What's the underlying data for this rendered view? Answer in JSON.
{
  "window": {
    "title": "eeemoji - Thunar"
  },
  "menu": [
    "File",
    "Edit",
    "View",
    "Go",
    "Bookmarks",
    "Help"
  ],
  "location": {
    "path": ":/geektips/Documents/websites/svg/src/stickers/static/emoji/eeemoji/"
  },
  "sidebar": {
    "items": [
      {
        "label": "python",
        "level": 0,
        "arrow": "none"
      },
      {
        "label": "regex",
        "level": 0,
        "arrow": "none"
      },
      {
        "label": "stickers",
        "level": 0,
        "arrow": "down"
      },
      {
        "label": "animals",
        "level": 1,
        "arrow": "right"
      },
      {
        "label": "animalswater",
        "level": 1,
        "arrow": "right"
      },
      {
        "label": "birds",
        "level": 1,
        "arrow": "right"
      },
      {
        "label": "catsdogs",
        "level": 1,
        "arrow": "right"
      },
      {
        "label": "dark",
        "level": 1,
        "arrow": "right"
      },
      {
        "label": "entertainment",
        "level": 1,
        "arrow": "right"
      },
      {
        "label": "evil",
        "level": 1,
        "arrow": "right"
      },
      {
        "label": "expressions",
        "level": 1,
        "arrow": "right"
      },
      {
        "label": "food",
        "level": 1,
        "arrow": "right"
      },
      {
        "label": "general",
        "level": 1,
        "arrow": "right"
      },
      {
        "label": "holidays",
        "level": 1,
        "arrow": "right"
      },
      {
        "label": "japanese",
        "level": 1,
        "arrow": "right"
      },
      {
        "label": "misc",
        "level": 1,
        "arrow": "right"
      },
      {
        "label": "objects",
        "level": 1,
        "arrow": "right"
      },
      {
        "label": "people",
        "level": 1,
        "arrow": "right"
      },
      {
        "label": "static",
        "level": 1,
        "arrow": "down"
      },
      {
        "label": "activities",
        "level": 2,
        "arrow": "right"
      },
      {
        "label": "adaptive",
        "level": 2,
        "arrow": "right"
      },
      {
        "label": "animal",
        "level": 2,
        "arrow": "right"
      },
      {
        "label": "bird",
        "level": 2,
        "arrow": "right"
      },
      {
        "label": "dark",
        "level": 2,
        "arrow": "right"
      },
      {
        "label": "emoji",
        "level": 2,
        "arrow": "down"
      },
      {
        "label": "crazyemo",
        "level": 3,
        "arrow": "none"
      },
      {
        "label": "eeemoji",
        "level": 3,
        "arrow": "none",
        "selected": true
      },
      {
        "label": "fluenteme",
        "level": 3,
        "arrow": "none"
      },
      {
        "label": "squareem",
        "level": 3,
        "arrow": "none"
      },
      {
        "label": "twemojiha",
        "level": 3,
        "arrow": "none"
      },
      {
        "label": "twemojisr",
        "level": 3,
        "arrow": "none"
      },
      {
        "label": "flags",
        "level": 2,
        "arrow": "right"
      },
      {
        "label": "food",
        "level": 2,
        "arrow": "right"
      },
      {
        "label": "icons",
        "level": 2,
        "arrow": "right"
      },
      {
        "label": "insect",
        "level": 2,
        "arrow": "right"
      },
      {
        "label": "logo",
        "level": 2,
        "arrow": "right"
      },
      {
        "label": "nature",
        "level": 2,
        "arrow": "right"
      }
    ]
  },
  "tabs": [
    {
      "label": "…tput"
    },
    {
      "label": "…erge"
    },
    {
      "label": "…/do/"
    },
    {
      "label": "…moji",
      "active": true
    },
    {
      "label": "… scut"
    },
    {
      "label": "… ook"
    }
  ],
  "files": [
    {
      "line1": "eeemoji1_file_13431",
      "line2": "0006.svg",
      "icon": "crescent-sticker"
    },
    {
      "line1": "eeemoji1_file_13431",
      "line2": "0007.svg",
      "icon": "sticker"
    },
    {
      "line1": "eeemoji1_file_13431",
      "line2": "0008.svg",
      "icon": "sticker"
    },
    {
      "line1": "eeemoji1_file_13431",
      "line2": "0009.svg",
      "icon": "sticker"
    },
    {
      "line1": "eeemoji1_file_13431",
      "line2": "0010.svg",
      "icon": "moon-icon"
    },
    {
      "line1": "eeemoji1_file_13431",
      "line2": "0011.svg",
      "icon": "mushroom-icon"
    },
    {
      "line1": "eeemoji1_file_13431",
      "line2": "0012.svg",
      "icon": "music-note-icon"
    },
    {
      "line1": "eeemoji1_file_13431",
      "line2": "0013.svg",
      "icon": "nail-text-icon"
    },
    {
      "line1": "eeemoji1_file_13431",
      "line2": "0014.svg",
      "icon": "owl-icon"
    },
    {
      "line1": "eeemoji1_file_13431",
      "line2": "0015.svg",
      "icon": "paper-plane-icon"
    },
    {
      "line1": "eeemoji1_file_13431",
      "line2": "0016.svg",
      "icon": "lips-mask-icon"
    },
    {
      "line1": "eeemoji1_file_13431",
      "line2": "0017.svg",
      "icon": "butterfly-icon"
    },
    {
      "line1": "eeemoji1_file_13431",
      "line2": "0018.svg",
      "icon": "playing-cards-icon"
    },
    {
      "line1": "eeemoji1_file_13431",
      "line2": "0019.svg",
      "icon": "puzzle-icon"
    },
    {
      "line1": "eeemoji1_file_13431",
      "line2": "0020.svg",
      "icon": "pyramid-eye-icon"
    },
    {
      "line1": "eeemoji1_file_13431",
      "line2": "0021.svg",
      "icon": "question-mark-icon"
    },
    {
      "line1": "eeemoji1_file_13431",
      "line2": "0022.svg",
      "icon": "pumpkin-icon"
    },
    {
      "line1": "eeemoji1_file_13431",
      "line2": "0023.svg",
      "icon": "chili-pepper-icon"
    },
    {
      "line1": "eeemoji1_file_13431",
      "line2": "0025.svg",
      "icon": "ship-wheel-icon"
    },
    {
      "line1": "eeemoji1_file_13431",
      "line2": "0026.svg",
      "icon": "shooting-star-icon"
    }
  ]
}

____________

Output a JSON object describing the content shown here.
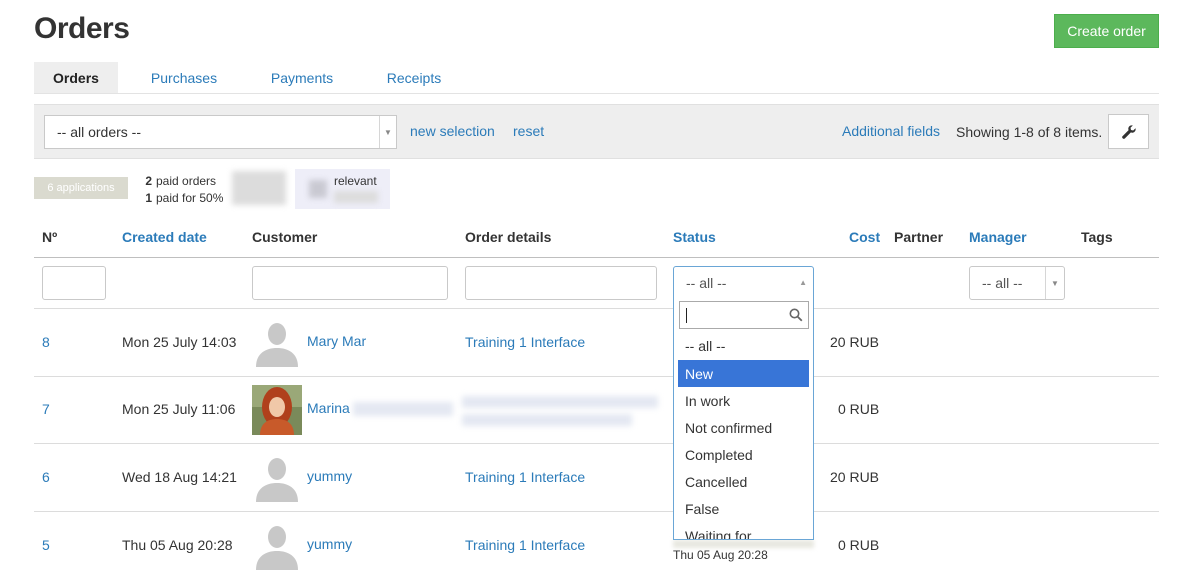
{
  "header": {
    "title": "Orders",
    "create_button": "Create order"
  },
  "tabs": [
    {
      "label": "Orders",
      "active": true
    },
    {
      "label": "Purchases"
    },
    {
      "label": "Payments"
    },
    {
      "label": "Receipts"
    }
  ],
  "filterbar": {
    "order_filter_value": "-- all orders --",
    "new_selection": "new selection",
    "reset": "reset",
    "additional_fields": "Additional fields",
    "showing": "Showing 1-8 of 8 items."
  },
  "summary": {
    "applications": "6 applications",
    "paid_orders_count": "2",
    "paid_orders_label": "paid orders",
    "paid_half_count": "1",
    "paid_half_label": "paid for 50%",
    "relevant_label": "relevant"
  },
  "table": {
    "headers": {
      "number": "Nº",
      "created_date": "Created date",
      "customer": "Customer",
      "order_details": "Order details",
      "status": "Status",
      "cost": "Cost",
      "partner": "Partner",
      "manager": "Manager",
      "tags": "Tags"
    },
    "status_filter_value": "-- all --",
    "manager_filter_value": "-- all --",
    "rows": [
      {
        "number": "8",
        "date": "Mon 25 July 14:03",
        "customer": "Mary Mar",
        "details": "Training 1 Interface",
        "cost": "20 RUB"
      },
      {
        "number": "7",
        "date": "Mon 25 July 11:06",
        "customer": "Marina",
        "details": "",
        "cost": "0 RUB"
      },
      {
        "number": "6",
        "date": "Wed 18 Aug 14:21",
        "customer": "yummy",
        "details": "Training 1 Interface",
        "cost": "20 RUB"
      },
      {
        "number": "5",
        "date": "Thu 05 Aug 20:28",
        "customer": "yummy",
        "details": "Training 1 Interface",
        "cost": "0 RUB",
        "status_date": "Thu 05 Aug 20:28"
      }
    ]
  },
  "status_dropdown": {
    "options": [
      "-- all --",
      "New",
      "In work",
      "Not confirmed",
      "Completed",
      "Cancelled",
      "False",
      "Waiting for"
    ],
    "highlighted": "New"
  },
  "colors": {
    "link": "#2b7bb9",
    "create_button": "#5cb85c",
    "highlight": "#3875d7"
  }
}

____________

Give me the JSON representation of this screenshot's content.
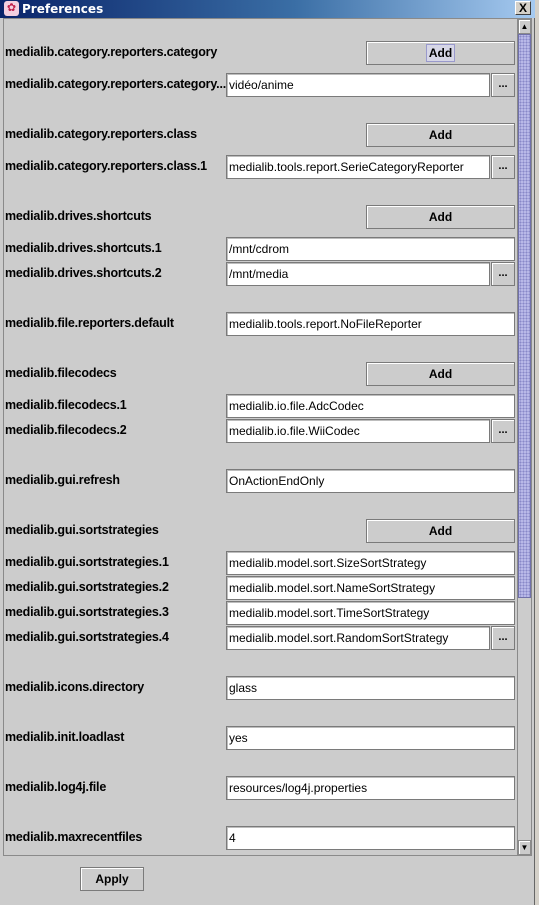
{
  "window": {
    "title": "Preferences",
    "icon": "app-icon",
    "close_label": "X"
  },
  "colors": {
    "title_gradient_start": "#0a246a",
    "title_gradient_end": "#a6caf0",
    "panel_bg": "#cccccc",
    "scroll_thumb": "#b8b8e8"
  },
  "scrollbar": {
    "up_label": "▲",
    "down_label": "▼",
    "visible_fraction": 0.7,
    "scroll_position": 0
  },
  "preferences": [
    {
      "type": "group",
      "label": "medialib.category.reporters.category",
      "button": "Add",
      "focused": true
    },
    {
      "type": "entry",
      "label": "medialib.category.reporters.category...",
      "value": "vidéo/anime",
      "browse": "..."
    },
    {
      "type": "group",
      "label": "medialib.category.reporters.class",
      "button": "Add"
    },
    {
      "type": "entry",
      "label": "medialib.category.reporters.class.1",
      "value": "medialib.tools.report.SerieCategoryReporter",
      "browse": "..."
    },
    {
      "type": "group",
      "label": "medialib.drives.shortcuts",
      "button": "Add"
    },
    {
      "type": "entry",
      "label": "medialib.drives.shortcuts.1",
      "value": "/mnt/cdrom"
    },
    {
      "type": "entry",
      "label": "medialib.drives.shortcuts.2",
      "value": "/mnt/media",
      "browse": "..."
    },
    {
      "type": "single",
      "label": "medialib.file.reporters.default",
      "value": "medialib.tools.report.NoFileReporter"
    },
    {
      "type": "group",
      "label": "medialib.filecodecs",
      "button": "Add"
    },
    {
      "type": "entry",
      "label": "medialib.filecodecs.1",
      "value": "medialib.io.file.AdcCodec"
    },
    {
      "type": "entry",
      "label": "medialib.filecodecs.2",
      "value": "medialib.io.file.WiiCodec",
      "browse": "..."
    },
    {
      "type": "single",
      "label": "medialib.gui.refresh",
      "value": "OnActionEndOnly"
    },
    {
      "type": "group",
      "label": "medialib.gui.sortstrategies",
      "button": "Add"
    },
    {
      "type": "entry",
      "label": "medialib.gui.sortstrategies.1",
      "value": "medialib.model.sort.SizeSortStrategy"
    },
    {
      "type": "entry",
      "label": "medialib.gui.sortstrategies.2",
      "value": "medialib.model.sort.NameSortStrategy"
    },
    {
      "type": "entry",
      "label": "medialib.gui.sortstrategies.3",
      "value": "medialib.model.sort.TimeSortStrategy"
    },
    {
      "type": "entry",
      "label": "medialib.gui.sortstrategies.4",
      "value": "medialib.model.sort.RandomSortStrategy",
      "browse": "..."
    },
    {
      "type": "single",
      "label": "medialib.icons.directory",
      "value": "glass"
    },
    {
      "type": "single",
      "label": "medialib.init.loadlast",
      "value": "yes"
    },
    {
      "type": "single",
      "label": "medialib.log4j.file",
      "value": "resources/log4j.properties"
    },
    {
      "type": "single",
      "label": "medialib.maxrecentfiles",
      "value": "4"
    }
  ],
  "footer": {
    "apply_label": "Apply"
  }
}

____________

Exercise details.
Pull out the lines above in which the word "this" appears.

Exercise result.
What's the underlying data for this rendered view? Answer in JSON.
Give me the JSON representation of this screenshot's content.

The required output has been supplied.